Just 20 years old, Christian Bethancourt is one of the most promising players in the Atlanta farm system.

Spring Training means lots of pitchers, and lots of pitchers require lots of catchers, and this year the Braves will have a promising young trio of backstops spending time with the Major League team during Spring Training. Christian Bethancourt is one of the team's top prospects, and he had a solid 2011, beginning the year by hitting .303 with a .753 OPS, 4 homers and 33 RBI in 235 plate appearances for Low A Rome, then moving up to High A Lynchburg, where he slumped to a .271 average, a .603 OPS, and 20 RBI in 175 plate appearances before and ankle injury ended his season in late August. Bethancourt further established his prospect status in the Arizona Fall League, hitting .306 with a .880 OPS, 5 homers, and 13 RBI in 72 at bats for the Surprise Saguros, a feat made more impressive by the fact that he did it as the league's second youngest player at 20 years old. He possesses an absolute rocket for an arm, shutting down opposing running games occasionally on reputation alone. He's been criticized for his lack of maturity and work ethic at times, but seems to have turned a corner in that regard. He's going to return to Lynchburg to start 2012, and with his youth and Brian McCann's presence in Atlanta, the team can afford to be patient with his development.

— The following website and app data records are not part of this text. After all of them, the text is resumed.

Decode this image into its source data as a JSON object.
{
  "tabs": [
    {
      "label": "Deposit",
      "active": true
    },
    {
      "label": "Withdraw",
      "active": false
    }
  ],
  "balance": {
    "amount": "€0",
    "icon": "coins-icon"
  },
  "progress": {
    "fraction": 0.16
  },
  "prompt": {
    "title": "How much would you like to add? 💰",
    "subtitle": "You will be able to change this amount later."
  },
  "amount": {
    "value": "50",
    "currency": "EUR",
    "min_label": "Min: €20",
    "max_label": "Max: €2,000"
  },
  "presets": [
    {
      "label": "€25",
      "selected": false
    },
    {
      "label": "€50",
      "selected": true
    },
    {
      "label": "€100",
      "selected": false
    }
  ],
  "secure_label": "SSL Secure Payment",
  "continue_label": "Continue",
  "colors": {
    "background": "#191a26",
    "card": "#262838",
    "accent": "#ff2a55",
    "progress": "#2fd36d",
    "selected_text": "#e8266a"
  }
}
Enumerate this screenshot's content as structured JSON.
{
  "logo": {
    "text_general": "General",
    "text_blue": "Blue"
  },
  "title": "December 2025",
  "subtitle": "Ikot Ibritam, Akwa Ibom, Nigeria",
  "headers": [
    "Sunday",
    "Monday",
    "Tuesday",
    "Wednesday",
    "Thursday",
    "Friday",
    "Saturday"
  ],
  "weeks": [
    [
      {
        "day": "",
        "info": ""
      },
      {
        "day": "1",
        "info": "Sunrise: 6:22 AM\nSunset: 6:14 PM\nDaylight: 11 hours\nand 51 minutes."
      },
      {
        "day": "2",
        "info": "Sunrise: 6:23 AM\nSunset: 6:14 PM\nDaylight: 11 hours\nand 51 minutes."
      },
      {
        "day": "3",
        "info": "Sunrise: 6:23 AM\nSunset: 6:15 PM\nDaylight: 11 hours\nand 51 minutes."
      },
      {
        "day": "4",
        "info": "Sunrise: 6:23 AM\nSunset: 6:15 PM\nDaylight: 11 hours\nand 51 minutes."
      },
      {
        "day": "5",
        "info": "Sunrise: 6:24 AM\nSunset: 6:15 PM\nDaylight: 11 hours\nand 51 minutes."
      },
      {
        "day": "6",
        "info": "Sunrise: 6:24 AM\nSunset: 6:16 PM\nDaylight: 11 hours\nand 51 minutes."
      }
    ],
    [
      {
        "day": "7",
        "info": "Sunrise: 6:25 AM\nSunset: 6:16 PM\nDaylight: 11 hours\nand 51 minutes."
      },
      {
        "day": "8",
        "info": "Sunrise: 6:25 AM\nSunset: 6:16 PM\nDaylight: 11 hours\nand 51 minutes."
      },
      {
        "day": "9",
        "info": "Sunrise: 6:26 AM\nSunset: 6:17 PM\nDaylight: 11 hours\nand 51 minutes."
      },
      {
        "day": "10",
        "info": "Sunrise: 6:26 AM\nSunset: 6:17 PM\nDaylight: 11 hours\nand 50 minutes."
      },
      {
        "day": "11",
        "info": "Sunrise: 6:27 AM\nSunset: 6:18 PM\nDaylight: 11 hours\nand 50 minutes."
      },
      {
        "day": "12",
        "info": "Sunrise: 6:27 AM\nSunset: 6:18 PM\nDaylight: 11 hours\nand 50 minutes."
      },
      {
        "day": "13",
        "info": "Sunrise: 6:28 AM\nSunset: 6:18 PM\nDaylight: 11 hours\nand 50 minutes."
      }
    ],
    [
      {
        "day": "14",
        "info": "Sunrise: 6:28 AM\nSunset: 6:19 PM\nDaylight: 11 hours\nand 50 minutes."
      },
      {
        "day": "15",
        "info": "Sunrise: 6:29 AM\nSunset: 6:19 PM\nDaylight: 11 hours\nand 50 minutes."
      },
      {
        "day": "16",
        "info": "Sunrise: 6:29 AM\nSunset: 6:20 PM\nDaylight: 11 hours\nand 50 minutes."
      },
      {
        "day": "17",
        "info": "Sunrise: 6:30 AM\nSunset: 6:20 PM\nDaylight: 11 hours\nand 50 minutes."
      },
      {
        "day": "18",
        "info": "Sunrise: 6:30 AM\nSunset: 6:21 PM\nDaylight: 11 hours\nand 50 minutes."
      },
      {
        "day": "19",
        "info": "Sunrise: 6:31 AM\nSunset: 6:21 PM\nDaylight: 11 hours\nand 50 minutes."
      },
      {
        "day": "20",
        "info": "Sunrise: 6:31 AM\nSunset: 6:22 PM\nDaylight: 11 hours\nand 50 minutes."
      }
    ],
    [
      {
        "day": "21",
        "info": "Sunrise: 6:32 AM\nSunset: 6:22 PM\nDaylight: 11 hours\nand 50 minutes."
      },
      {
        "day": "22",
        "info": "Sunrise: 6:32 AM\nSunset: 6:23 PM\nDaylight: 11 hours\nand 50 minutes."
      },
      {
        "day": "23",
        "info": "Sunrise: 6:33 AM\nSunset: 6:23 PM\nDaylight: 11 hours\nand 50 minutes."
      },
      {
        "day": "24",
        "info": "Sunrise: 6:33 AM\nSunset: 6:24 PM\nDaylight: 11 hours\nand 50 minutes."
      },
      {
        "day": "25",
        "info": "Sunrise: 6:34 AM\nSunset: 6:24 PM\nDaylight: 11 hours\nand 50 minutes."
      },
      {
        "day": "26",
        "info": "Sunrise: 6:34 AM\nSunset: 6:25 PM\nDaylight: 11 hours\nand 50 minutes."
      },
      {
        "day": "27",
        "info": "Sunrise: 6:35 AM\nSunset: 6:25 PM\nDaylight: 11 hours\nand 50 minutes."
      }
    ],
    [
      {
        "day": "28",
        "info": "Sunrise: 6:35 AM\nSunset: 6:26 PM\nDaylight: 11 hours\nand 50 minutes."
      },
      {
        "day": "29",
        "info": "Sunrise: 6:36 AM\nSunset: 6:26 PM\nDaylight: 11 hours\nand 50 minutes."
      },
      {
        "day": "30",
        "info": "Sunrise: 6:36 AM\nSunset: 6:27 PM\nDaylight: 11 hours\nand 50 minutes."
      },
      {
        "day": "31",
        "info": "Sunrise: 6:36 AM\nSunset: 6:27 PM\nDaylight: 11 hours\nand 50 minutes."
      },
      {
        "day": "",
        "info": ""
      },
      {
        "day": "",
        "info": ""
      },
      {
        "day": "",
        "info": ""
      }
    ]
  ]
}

Evan Gattis is the definition of an unconventional prospect. Already 25 years old, he has yet to play above Low A, due in part to a four year hiatus from the game that saw living out of his car and ending up in a drug rehab center. With those experiences behind him, Gattis has not only become a mature team leader, but also a dangerous hitter, rapping out 24 doubles, 22 homers, and 71 RBI in 377 plate appearances. His .322 batting average and .986 OPS would have led the league if he had qualified. Unfortunately, his defense isn't anywhere near as promising. Pitchers like that he offers a big target behind the plate, but he's awkward and bulky back there, with hard hands and a slow throwing motion toward second base. He's going to have to work hard to prove he can play defense well enough to stick at catcher, where his bat will be much more valuable. Because Bethancourt is going to be with Lynchburg, Gattis will likely be skipped up to AA Mississippi so that he can catch every day and refine his game. That will be a tall order, having to prove himself both at and behind the plate against while skipping a level, but if anyone can overcome adversity, it's Gattis.

Matt Kennelly often gets overlooked, because he doesn't have any outstanding tools, but he has a great chance to have a long career in the Majors as a backup catcher. The Australian native has moved slowly and steadily through the organization, spending 2011 with Mississippi, and while his .262/.347/.328/.675 slash line isn't impressive, it's much better than his career line of .243/.308/.334/.642. Kennelly just finished playing winter ball earlier this week, after his Perth Heat won the Australian Baseball League championship. He excelled in the ABL, hitting .297 with a .817 OPS, 6 homers, and 25 RBI in 165 at bats. He is a good defensive catcher with an accurate arm, and pitchers love his attitude and the way he calls a game. He'll move up to AAA Gwinnett in 2012, where he'll likely continue his slow, steady improvement.